▶ _The data_:
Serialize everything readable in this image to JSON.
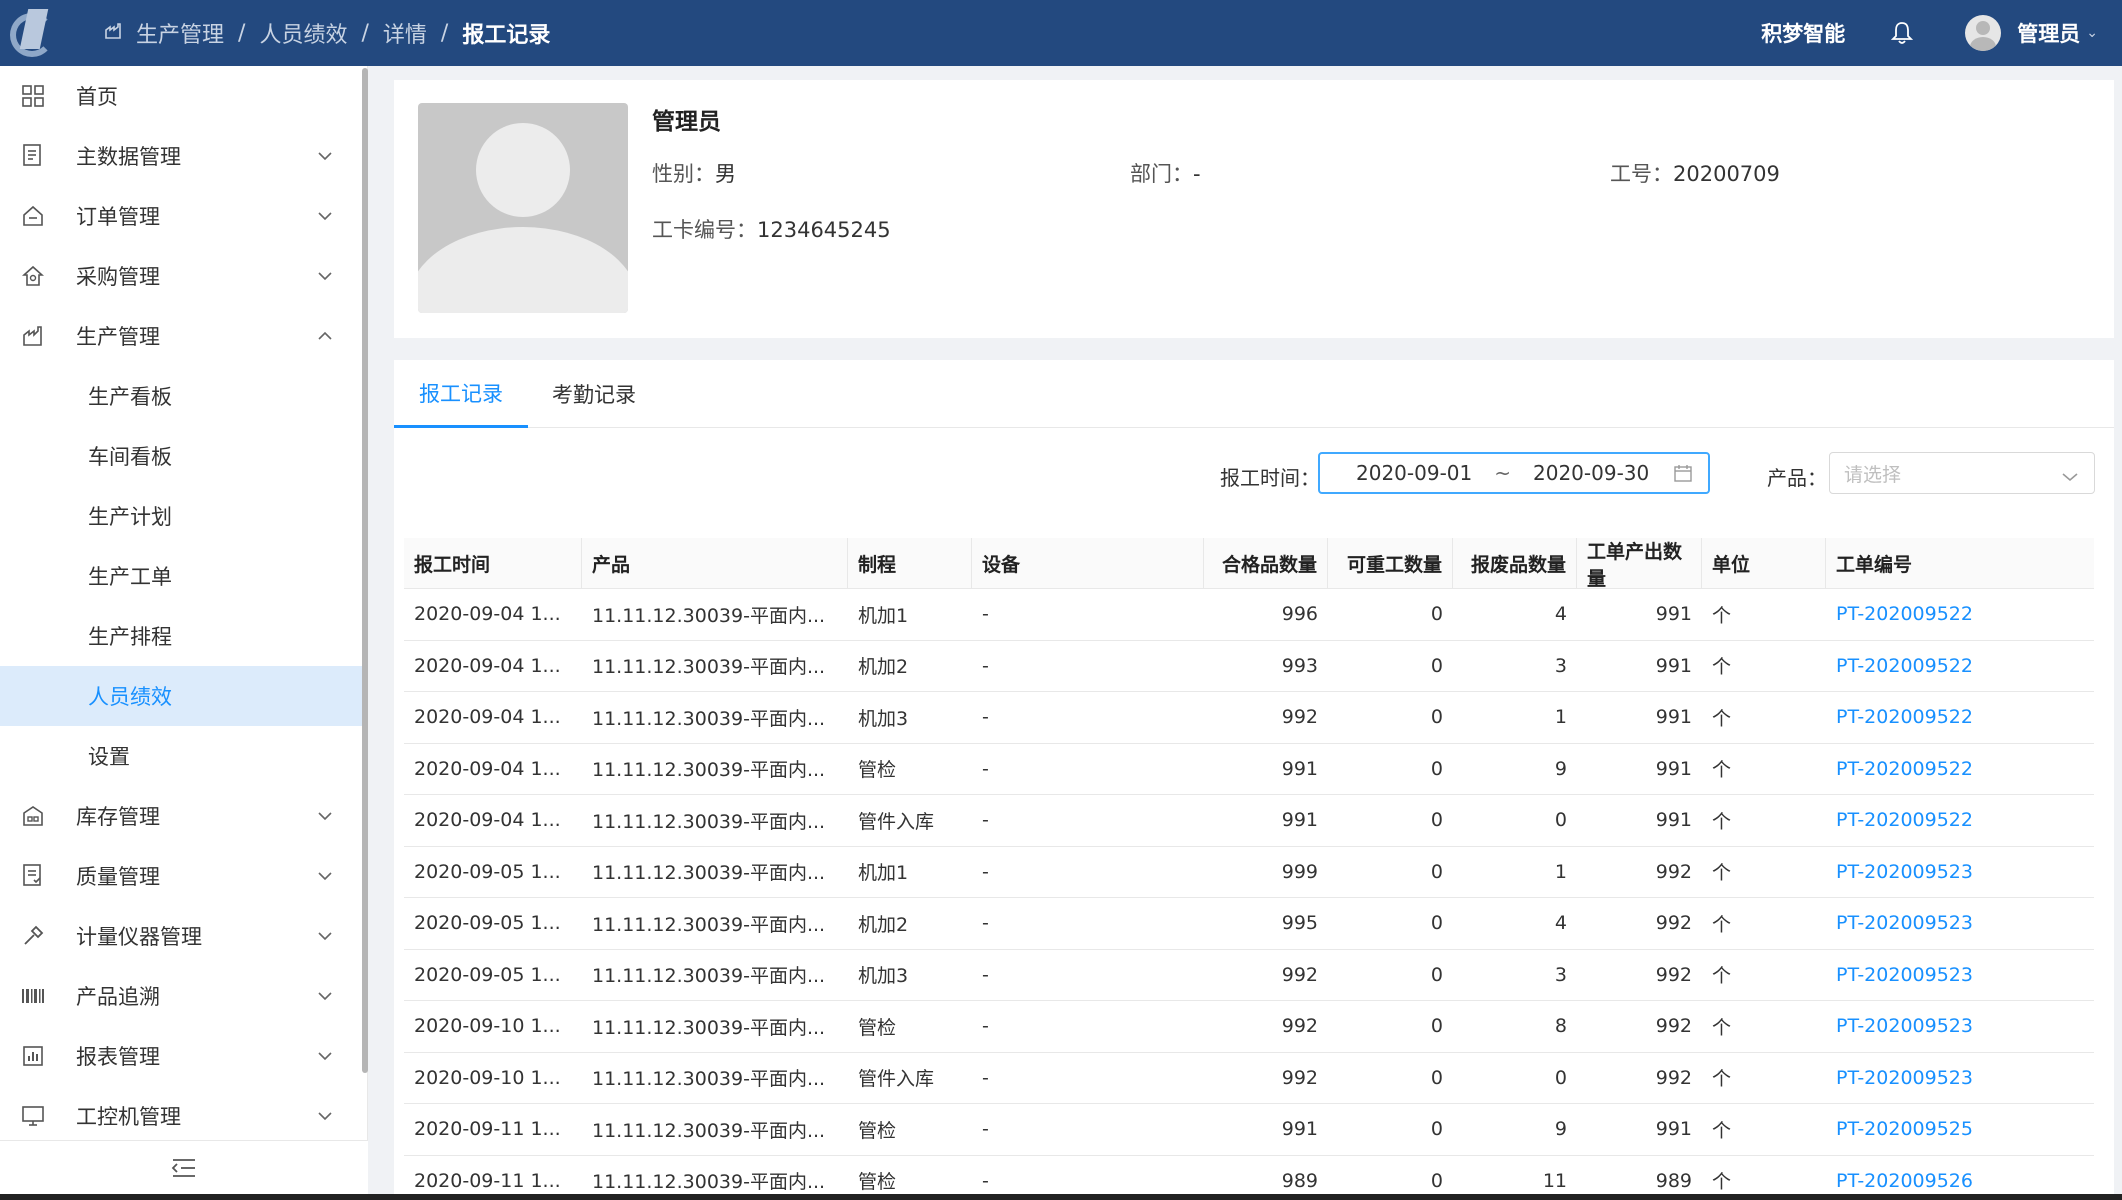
{
  "header": {
    "breadcrumb": [
      "生产管理",
      "人员绩效",
      "详情",
      "报工记录"
    ],
    "company": "积梦智能",
    "user": "管理员"
  },
  "sidebar": {
    "items": [
      {
        "label": "首页",
        "icon": "grid-icon"
      },
      {
        "label": "主数据管理",
        "icon": "database-icon",
        "chevron": "down"
      },
      {
        "label": "订单管理",
        "icon": "order-icon",
        "chevron": "down"
      },
      {
        "label": "采购管理",
        "icon": "purchase-icon",
        "chevron": "down"
      },
      {
        "label": "生产管理",
        "icon": "factory-icon",
        "chevron": "up"
      }
    ],
    "sub_items": [
      "生产看板",
      "车间看板",
      "生产计划",
      "生产工单",
      "生产排程",
      "人员绩效",
      "设置"
    ],
    "active_sub": "人员绩效",
    "items_after": [
      {
        "label": "库存管理",
        "icon": "warehouse-icon"
      },
      {
        "label": "质量管理",
        "icon": "quality-icon"
      },
      {
        "label": "计量仪器管理",
        "icon": "wrench-icon"
      },
      {
        "label": "产品追溯",
        "icon": "barcode-icon"
      },
      {
        "label": "报表管理",
        "icon": "report-icon"
      },
      {
        "label": "工控机管理",
        "icon": "monitor-icon"
      }
    ]
  },
  "profile": {
    "name": "管理员",
    "gender_label": "性别：",
    "gender": "男",
    "dept_label": "部门：",
    "dept": "-",
    "emp_no_label": "工号：",
    "emp_no": "20200709",
    "card_label": "工卡编号：",
    "card_no": "1234645245"
  },
  "tabs": [
    "报工记录",
    "考勤记录"
  ],
  "filters": {
    "time_label": "报工时间：",
    "date_from": "2020-09-01",
    "date_sep": "~",
    "date_to": "2020-09-30",
    "product_label": "产品：",
    "product_placeholder": "请选择"
  },
  "table": {
    "columns": [
      "报工时间",
      "产品",
      "制程",
      "设备",
      "合格品数量",
      "可重工数量",
      "报废品数量",
      "工单产出数量",
      "单位",
      "工单编号"
    ],
    "rows": [
      [
        "2020-09-04 1...",
        "11.11.12.30039-平面内...",
        "机加1",
        "-",
        "996",
        "0",
        "4",
        "991",
        "个",
        "PT-202009522"
      ],
      [
        "2020-09-04 1...",
        "11.11.12.30039-平面内...",
        "机加2",
        "-",
        "993",
        "0",
        "3",
        "991",
        "个",
        "PT-202009522"
      ],
      [
        "2020-09-04 1...",
        "11.11.12.30039-平面内...",
        "机加3",
        "-",
        "992",
        "0",
        "1",
        "991",
        "个",
        "PT-202009522"
      ],
      [
        "2020-09-04 1...",
        "11.11.12.30039-平面内...",
        "管检",
        "-",
        "991",
        "0",
        "9",
        "991",
        "个",
        "PT-202009522"
      ],
      [
        "2020-09-04 1...",
        "11.11.12.30039-平面内...",
        "管件入库",
        "-",
        "991",
        "0",
        "0",
        "991",
        "个",
        "PT-202009522"
      ],
      [
        "2020-09-05 1...",
        "11.11.12.30039-平面内...",
        "机加1",
        "-",
        "999",
        "0",
        "1",
        "992",
        "个",
        "PT-202009523"
      ],
      [
        "2020-09-05 1...",
        "11.11.12.30039-平面内...",
        "机加2",
        "-",
        "995",
        "0",
        "4",
        "992",
        "个",
        "PT-202009523"
      ],
      [
        "2020-09-05 1...",
        "11.11.12.30039-平面内...",
        "机加3",
        "-",
        "992",
        "0",
        "3",
        "992",
        "个",
        "PT-202009523"
      ],
      [
        "2020-09-10 1...",
        "11.11.12.30039-平面内...",
        "管检",
        "-",
        "992",
        "0",
        "8",
        "992",
        "个",
        "PT-202009523"
      ],
      [
        "2020-09-10 1...",
        "11.11.12.30039-平面内...",
        "管件入库",
        "-",
        "992",
        "0",
        "0",
        "992",
        "个",
        "PT-202009523"
      ],
      [
        "2020-09-11 1...",
        "11.11.12.30039-平面内...",
        "管检",
        "-",
        "991",
        "0",
        "9",
        "991",
        "个",
        "PT-202009525"
      ],
      [
        "2020-09-11 1...",
        "11.11.12.30039-平面内...",
        "管检",
        "-",
        "989",
        "0",
        "11",
        "989",
        "个",
        "PT-202009526"
      ]
    ]
  },
  "colors": {
    "header_bg": "#23497f",
    "accent": "#1890ff",
    "active_menu_bg": "#dcebfb"
  }
}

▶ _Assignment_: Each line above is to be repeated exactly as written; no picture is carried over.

▶ _Task result_:
Serialize everything readable in this image to JSON.
{
  "header": {
    "breadcrumb": [
      "生产管理",
      "人员绩效",
      "详情",
      "报工记录"
    ],
    "company": "积梦智能",
    "user": "管理员"
  },
  "sidebar": {
    "items": [
      {
        "label": "首页",
        "icon": "grid-icon"
      },
      {
        "label": "主数据管理",
        "icon": "database-icon",
        "chevron": "down"
      },
      {
        "label": "订单管理",
        "icon": "order-icon",
        "chevron": "down"
      },
      {
        "label": "采购管理",
        "icon": "purchase-icon",
        "chevron": "down"
      },
      {
        "label": "生产管理",
        "icon": "factory-icon",
        "chevron": "up"
      }
    ],
    "sub_items": [
      "生产看板",
      "车间看板",
      "生产计划",
      "生产工单",
      "生产排程",
      "人员绩效",
      "设置"
    ],
    "active_sub": "人员绩效",
    "items_after": [
      {
        "label": "库存管理",
        "icon": "warehouse-icon"
      },
      {
        "label": "质量管理",
        "icon": "quality-icon"
      },
      {
        "label": "计量仪器管理",
        "icon": "wrench-icon"
      },
      {
        "label": "产品追溯",
        "icon": "barcode-icon"
      },
      {
        "label": "报表管理",
        "icon": "report-icon"
      },
      {
        "label": "工控机管理",
        "icon": "monitor-icon"
      }
    ]
  },
  "profile": {
    "name": "管理员",
    "gender_label": "性别：",
    "gender": "男",
    "dept_label": "部门：",
    "dept": "-",
    "emp_no_label": "工号：",
    "emp_no": "20200709",
    "card_label": "工卡编号：",
    "card_no": "1234645245"
  },
  "tabs": [
    "报工记录",
    "考勤记录"
  ],
  "filters": {
    "time_label": "报工时间：",
    "date_from": "2020-09-01",
    "date_sep": "~",
    "date_to": "2020-09-30",
    "product_label": "产品：",
    "product_placeholder": "请选择"
  },
  "table": {
    "columns": [
      "报工时间",
      "产品",
      "制程",
      "设备",
      "合格品数量",
      "可重工数量",
      "报废品数量",
      "工单产出数量",
      "单位",
      "工单编号"
    ],
    "rows": [
      [
        "2020-09-04 1...",
        "11.11.12.30039-平面内...",
        "机加1",
        "-",
        "996",
        "0",
        "4",
        "991",
        "个",
        "PT-202009522"
      ],
      [
        "2020-09-04 1...",
        "11.11.12.30039-平面内...",
        "机加2",
        "-",
        "993",
        "0",
        "3",
        "991",
        "个",
        "PT-202009522"
      ],
      [
        "2020-09-04 1...",
        "11.11.12.30039-平面内...",
        "机加3",
        "-",
        "992",
        "0",
        "1",
        "991",
        "个",
        "PT-202009522"
      ],
      [
        "2020-09-04 1...",
        "11.11.12.30039-平面内...",
        "管检",
        "-",
        "991",
        "0",
        "9",
        "991",
        "个",
        "PT-202009522"
      ],
      [
        "2020-09-04 1...",
        "11.11.12.30039-平面内...",
        "管件入库",
        "-",
        "991",
        "0",
        "0",
        "991",
        "个",
        "PT-202009522"
      ],
      [
        "2020-09-05 1...",
        "11.11.12.30039-平面内...",
        "机加1",
        "-",
        "999",
        "0",
        "1",
        "992",
        "个",
        "PT-202009523"
      ],
      [
        "2020-09-05 1...",
        "11.11.12.30039-平面内...",
        "机加2",
        "-",
        "995",
        "0",
        "4",
        "992",
        "个",
        "PT-202009523"
      ],
      [
        "2020-09-05 1...",
        "11.11.12.30039-平面内...",
        "机加3",
        "-",
        "992",
        "0",
        "3",
        "992",
        "个",
        "PT-202009523"
      ],
      [
        "2020-09-10 1...",
        "11.11.12.30039-平面内...",
        "管检",
        "-",
        "992",
        "0",
        "8",
        "992",
        "个",
        "PT-202009523"
      ],
      [
        "2020-09-10 1...",
        "11.11.12.30039-平面内...",
        "管件入库",
        "-",
        "992",
        "0",
        "0",
        "992",
        "个",
        "PT-202009523"
      ],
      [
        "2020-09-11 1...",
        "11.11.12.30039-平面内...",
        "管检",
        "-",
        "991",
        "0",
        "9",
        "991",
        "个",
        "PT-202009525"
      ],
      [
        "2020-09-11 1...",
        "11.11.12.30039-平面内...",
        "管检",
        "-",
        "989",
        "0",
        "11",
        "989",
        "个",
        "PT-202009526"
      ]
    ]
  },
  "colors": {
    "header_bg": "#23497f",
    "accent": "#1890ff",
    "active_menu_bg": "#dcebfb"
  }
}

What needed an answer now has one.